Task to complete:
Restate every record exactly, with nothing skipped.

Provided material:
+--

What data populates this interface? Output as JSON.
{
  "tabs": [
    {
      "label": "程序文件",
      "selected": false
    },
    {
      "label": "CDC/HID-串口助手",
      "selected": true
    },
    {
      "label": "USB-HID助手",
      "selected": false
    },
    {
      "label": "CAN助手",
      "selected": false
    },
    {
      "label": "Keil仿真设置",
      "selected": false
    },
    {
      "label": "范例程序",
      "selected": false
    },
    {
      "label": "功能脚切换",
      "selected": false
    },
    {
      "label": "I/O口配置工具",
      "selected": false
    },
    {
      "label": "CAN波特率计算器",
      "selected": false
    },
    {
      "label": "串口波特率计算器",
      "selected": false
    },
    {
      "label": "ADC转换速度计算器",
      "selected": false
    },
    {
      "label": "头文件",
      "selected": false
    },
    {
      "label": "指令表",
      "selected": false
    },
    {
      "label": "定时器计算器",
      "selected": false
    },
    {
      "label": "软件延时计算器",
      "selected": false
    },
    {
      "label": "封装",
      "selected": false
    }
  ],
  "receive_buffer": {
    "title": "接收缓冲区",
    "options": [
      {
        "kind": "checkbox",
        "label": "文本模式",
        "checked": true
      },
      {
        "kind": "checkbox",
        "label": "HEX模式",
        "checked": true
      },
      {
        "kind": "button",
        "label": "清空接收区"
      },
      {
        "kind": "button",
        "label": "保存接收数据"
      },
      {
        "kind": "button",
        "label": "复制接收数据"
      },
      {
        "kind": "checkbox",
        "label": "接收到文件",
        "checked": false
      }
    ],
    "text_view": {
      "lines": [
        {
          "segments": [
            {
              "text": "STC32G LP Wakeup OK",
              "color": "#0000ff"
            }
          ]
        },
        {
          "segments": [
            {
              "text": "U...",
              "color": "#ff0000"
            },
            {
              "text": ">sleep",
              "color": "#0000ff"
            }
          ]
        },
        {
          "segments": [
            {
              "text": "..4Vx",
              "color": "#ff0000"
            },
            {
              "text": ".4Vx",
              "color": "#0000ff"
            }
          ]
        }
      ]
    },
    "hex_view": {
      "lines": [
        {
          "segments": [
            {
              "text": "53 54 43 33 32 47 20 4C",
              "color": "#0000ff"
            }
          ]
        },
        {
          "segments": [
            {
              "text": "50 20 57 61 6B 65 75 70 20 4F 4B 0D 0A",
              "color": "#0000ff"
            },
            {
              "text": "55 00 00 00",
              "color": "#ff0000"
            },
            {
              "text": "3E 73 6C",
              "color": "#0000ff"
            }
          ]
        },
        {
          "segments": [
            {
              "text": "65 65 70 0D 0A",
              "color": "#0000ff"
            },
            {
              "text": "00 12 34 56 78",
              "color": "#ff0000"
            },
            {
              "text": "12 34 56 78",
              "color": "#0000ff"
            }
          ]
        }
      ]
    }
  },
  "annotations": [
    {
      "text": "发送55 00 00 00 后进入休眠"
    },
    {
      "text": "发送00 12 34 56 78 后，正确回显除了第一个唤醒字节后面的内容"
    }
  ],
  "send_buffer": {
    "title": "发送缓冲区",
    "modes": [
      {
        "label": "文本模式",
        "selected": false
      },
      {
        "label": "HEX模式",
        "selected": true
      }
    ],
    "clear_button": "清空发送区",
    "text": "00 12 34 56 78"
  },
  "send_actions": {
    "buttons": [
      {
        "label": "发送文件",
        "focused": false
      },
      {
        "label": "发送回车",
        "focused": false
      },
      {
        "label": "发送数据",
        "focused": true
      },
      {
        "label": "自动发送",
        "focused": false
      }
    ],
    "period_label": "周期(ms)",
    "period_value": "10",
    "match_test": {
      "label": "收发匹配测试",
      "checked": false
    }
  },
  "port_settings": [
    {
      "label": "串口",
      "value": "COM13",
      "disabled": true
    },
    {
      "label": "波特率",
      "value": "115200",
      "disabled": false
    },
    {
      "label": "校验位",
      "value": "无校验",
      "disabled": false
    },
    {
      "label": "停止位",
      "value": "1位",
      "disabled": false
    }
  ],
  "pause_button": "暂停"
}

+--

Reply:
What data populates this interface? Output as JSON.
{
  "tabs": [
    {
      "label": "程序文件",
      "selected": false
    },
    {
      "label": "CDC/HID-串口助手",
      "selected": true
    },
    {
      "label": "USB-HID助手",
      "selected": false
    },
    {
      "label": "CAN助手",
      "selected": false
    },
    {
      "label": "Keil仿真设置",
      "selected": false
    },
    {
      "label": "范例程序",
      "selected": false
    },
    {
      "label": "功能脚切换",
      "selected": false
    },
    {
      "label": "I/O口配置工具",
      "selected": false
    },
    {
      "label": "CAN波特率计算器",
      "selected": false
    },
    {
      "label": "串口波特率计算器",
      "selected": false
    },
    {
      "label": "ADC转换速度计算器",
      "selected": false
    },
    {
      "label": "头文件",
      "selected": false
    },
    {
      "label": "指令表",
      "selected": false
    },
    {
      "label": "定时器计算器",
      "selected": false
    },
    {
      "label": "软件延时计算器",
      "selected": false
    },
    {
      "label": "封装",
      "selected": false
    }
  ],
  "receive_buffer": {
    "title": "接收缓冲区",
    "options": [
      {
        "kind": "checkbox",
        "label": "文本模式",
        "checked": true
      },
      {
        "kind": "checkbox",
        "label": "HEX模式",
        "checked": true
      },
      {
        "kind": "button",
        "label": "清空接收区"
      },
      {
        "kind": "button",
        "label": "保存接收数据"
      },
      {
        "kind": "button",
        "label": "复制接收数据"
      },
      {
        "kind": "checkbox",
        "label": "接收到文件",
        "checked": false
      }
    ],
    "text_view": {
      "lines": [
        {
          "segments": [
            {
              "text": "STC32G LP Wakeup OK",
              "color": "#0000ff"
            }
          ]
        },
        {
          "segments": [
            {
              "text": "U...",
              "color": "#ff0000"
            },
            {
              "text": ">sleep",
              "color": "#0000ff"
            }
          ]
        },
        {
          "segments": [
            {
              "text": "..4Vx",
              "color": "#ff0000"
            },
            {
              "text": ".4Vx",
              "color": "#0000ff"
            }
          ]
        }
      ]
    },
    "hex_view": {
      "lines": [
        {
          "segments": [
            {
              "text": "53 54 43 33 32 47 20 4C",
              "color": "#0000ff"
            }
          ]
        },
        {
          "segments": [
            {
              "text": "50 20 57 61 6B 65 75 70 20 4F 4B 0D 0A",
              "color": "#0000ff"
            },
            {
              "text": "55 00 00 00",
              "color": "#ff0000"
            },
            {
              "text": "3E 73 6C",
              "color": "#0000ff"
            }
          ]
        },
        {
          "segments": [
            {
              "text": "65 65 70 0D 0A",
              "color": "#0000ff"
            },
            {
              "text": "00 12 34 56 78",
              "color": "#ff0000"
            },
            {
              "text": "12 34 56 78",
              "color": "#0000ff"
            }
          ]
        }
      ]
    }
  },
  "annotations": [
    {
      "text": "发送55 00 00 00 后进入休眠"
    },
    {
      "text": "发送00 12 34 56 78 后，正确回显除了第一个唤醒字节后面的内容"
    }
  ],
  "send_buffer": {
    "title": "发送缓冲区",
    "modes": [
      {
        "label": "文本模式",
        "selected": false
      },
      {
        "label": "HEX模式",
        "selected": true
      }
    ],
    "clear_button": "清空发送区",
    "text": "00 12 34 56 78"
  },
  "send_actions": {
    "buttons": [
      {
        "label": "发送文件",
        "focused": false
      },
      {
        "label": "发送回车",
        "focused": false
      },
      {
        "label": "发送数据",
        "focused": true
      },
      {
        "label": "自动发送",
        "focused": false
      }
    ],
    "period_label": "周期(ms)",
    "period_value": "10",
    "match_test": {
      "label": "收发匹配测试",
      "checked": false
    }
  },
  "port_settings": [
    {
      "label": "串口",
      "value": "COM13",
      "disabled": true
    },
    {
      "label": "波特率",
      "value": "115200",
      "disabled": false
    },
    {
      "label": "校验位",
      "value": "无校验",
      "disabled": false
    },
    {
      "label": "停止位",
      "value": "1位",
      "disabled": false
    }
  ],
  "pause_button": "暂停"
}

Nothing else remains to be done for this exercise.